I have no much experience with tape on linux, but above work on tru64.

I think that on linux you will use mt command with eod and tell subcommands.

However even if you know how much space left on tape , this is just to estimate how much data you can put. This because, as said before, the compression is variable.

Regards,
Richard Bickers
Trusted Contributor

Re: determining free space on tape under Linux

Hi Shaun,

Another way is to use HP Library and Tape Tools (LTT) though it only officially supports Red Hat at the moment (SuSE coming soon). With LTT you can pull the logs from the drive and see; (a) how much space is left on tape and (b) what your recent compression ratio has been. This works best if you pull the logs immediately after the backup.

The logs are best in the HP Ultrium drives which is what you've got so that should be OK.

You can find LTT at www.hp.com/support/tapetools. Select 'support' and 'view support ticket'. Fingers crossed it works for your version of Linux.

If you need help running it then please let me know. There is help on the web.

In future (next few months) LTT will support SuSE and also have clearer log decode for exactly this purpose.

Richard.
It's more interesting when it's gone wrong
Stuart Whitby
Trusted Contributor

Re: determining free space on tape under Linux

If Richard's LT&T tools option doesn't work for you, you'll also need to bear in mind with Aco's that you'll need to know your tape blocksize and check the number of blocks used for each filemark on tape. You might be able to do this with the info from:

mt -f fsf 1
mt -f bsr 1
mt -f status
mt -f fsf 2
mt -f bsr 1
mt -f status

from a newly loaded tape until the fsf fails.

Otherwise, there's no way to do this. 2:1 is just the average compression ratio that you'll get, but I've seen over 1000:1 on empty databases and about 1.05:1 on compressed graphics files, so it depends on the type of data that you're putting into the backup.

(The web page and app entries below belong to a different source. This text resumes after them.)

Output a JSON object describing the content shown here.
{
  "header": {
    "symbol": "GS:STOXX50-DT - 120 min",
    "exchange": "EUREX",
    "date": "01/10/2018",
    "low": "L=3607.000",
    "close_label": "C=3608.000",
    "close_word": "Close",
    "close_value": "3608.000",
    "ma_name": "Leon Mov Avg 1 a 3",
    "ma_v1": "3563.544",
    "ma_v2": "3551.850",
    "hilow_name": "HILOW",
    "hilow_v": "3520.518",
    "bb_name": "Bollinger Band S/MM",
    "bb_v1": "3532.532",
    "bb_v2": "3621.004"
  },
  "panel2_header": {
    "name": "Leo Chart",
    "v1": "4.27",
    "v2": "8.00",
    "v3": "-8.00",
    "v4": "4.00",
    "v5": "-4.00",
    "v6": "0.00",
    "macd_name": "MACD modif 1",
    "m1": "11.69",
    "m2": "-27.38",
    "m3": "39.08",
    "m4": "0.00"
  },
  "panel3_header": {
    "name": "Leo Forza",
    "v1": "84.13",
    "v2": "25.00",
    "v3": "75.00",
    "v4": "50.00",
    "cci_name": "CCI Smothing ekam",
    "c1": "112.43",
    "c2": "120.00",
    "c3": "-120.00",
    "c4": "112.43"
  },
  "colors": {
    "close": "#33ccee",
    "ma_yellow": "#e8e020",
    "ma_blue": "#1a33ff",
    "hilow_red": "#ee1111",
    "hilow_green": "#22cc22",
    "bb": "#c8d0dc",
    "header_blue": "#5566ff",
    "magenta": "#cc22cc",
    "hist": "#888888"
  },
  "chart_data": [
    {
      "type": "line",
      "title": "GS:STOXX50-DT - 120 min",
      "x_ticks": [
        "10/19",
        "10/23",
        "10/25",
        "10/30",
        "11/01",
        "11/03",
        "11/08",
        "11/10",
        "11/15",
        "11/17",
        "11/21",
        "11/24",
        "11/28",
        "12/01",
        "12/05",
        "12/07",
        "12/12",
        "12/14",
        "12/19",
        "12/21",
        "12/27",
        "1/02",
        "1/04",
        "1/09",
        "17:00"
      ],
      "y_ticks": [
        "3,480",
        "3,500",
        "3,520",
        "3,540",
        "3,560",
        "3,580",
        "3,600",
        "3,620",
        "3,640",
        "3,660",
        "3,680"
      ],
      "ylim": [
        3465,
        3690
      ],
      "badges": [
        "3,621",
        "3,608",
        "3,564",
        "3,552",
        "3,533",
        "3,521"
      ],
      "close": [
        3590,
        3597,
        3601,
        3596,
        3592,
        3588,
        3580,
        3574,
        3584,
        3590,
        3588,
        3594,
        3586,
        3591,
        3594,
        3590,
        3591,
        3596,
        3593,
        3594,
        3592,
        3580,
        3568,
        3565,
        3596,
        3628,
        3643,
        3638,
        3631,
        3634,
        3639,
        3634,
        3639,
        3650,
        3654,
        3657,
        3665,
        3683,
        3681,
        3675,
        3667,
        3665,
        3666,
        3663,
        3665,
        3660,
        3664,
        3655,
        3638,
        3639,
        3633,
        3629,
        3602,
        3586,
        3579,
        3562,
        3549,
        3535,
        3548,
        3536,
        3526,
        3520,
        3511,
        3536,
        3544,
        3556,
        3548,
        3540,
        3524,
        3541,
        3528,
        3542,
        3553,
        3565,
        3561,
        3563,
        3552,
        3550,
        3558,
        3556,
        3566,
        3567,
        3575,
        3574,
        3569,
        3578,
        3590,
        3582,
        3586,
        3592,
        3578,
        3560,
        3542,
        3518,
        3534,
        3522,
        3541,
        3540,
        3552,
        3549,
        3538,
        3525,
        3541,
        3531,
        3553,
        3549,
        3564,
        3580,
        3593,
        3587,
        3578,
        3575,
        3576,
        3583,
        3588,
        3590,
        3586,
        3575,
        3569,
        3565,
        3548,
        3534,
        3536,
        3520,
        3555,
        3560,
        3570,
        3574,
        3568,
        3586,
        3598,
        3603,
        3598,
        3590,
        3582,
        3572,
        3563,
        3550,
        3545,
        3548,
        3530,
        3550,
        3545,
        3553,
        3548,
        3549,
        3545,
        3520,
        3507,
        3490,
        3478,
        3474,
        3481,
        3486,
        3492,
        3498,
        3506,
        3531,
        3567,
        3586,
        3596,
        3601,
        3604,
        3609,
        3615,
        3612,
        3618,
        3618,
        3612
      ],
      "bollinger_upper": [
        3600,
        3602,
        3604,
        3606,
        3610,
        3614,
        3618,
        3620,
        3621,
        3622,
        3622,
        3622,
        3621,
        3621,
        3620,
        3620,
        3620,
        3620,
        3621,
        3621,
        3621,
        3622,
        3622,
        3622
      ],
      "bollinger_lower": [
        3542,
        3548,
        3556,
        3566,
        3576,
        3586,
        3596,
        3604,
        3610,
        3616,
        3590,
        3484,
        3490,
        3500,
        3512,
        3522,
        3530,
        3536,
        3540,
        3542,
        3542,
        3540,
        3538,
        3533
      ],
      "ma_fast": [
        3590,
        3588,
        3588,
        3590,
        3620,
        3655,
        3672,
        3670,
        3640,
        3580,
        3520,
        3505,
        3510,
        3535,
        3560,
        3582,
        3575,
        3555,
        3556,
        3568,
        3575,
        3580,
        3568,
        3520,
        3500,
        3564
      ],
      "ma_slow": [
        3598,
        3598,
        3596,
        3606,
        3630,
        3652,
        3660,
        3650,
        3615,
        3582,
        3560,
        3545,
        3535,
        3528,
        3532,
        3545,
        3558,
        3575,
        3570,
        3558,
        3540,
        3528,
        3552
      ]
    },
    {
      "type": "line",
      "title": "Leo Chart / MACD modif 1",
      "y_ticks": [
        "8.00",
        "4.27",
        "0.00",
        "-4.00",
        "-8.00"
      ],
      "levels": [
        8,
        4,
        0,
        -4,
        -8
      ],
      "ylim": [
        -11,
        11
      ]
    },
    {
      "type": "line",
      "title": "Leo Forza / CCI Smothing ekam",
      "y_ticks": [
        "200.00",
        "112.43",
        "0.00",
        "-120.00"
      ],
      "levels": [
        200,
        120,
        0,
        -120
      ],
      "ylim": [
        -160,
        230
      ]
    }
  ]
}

However, with compression, looking at the amount of free space on tape is fairly arbitrary anyway. With an unknown compression ratio, it's near impossible to tell whether the next lot of data will fit onto a tape unless it'll fit uncompressed.

Cheers,

Stuart.
A sysadmin should never cross his fingers in the hope commands will work. Makes for a lot of mistakes while typing.